Now that I have the source images in Camera Raw, I can work through the simple process of converting them into an HDR image. To do this, I’ll select both images and then click on the small menu in the upper right part of the left column in which the thumbnails currently reside.
After that, I’ll click the Merge to HDR menu item and as a result, the HDR Merge Preview palette will appear.
Inside this preview, I’ll see the final result of the combination of photographs. There are also a few options that I’d like to go over.
Under the Options heading, there’s the opportunity to Align Images. This is especially helpful when not using a tripod and for capturing landscape scenes. Camera Raw will align the edges in the photos as best it can. Even for up close shots, this feature can be helpful, but not as much. Yesterday, when taking these shots, there was a slight breeze. The flower swayed somewhat, but the background stayed still. I suspect this application would find it challenging to align a moving subject with a fixed background. It did okay though. I really tried to wait for the wind to die down, so any alignment efforts were marginal.
The other option under this heading is called Apply Auto Tone and Color Adjustments. This does what it says and if selected, after merging the images, you’ll notice that some sliders in the Basic panel have been moved. That’s Camera Raw making the best of how it thinks the image should appear with corrections applied.
Finally, we can Deghost the image. This is an attempt by Camera Raw to reduce or remove any bright or shadowy areas along the edges of the final image. There are three options for this, Low, Medium and High and you can even show a red Overlay on the areas Camera Raw removed the ghosting. Just be careful with this option because it takes a while to complete and if you start clicking around while it’s working, Camera Raw will likely crash.
When finished, I’ll click the OK button for the final merge to take place. This will take a few seconds and at the end of the process, a new DNG file will be created and you’ll have the option to name and store that file anywhere you wish. The file thumbnail will appear in the left column of Camera Raw with the other thumbnails.
Now that that’s done, I can check out the settings in the Basic panel and make any adjustments I see fit.
After a while of playing around, I’ll get this as the final image.
As you can see, there are no underexposed or overexposed areas of the photo.

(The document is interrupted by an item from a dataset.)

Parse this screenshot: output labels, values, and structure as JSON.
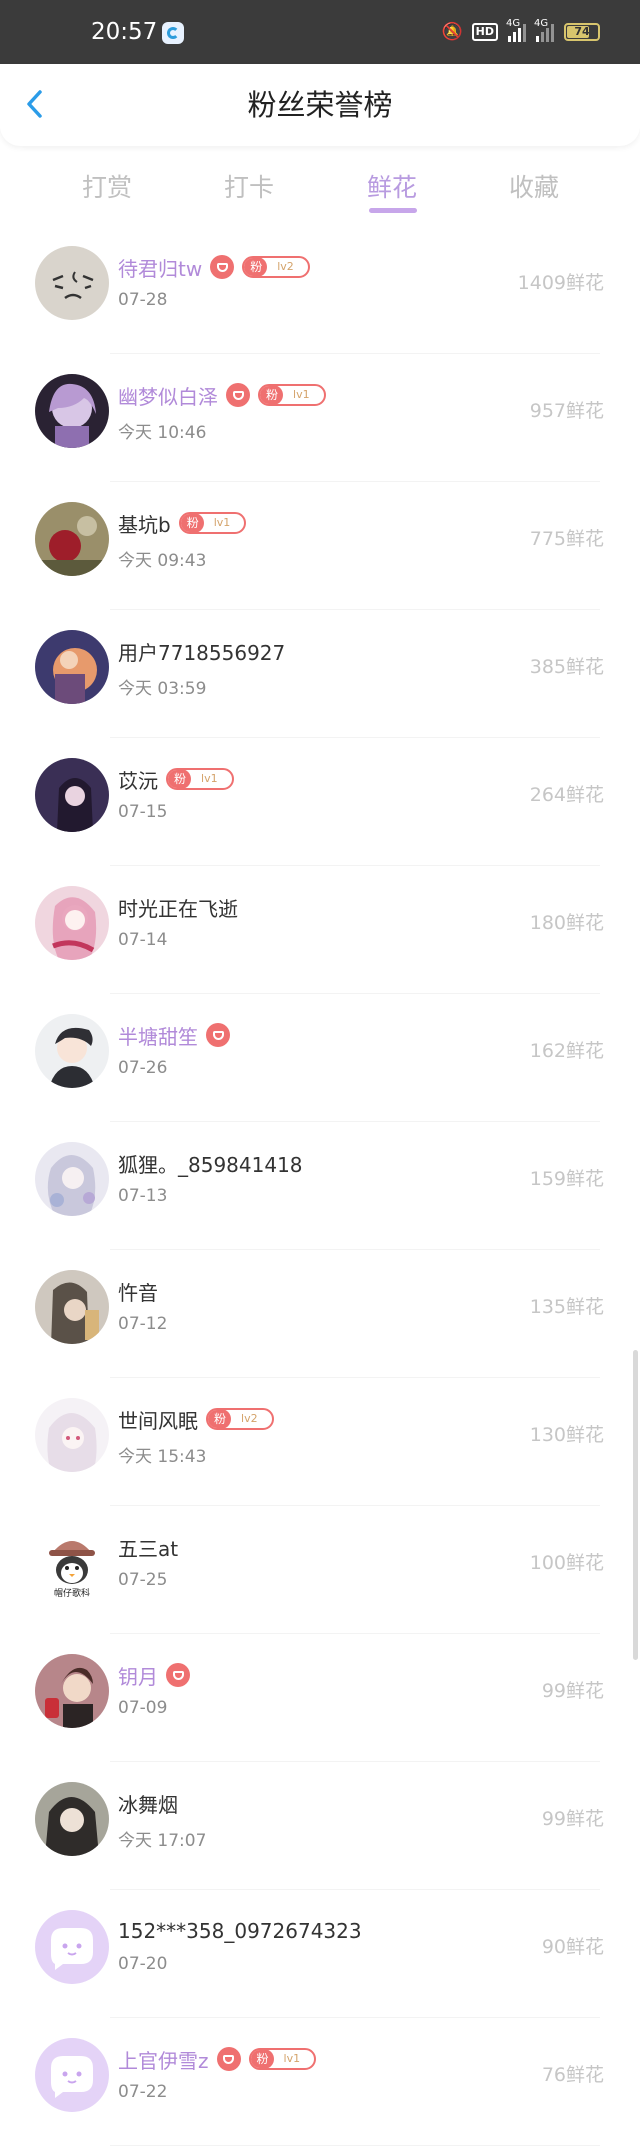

While a picture of a landscape would add some “wow” factor to this, these flowers exemplify what I was after, and that’s a greater dynamic range than any individual photo can show.
I hope I clearly explained what bracketed photography is and how to create an HDR image in Adobe Camera Raw. If you have any questions regarding this post, please let me know in the comment section down below. Thanks for reading!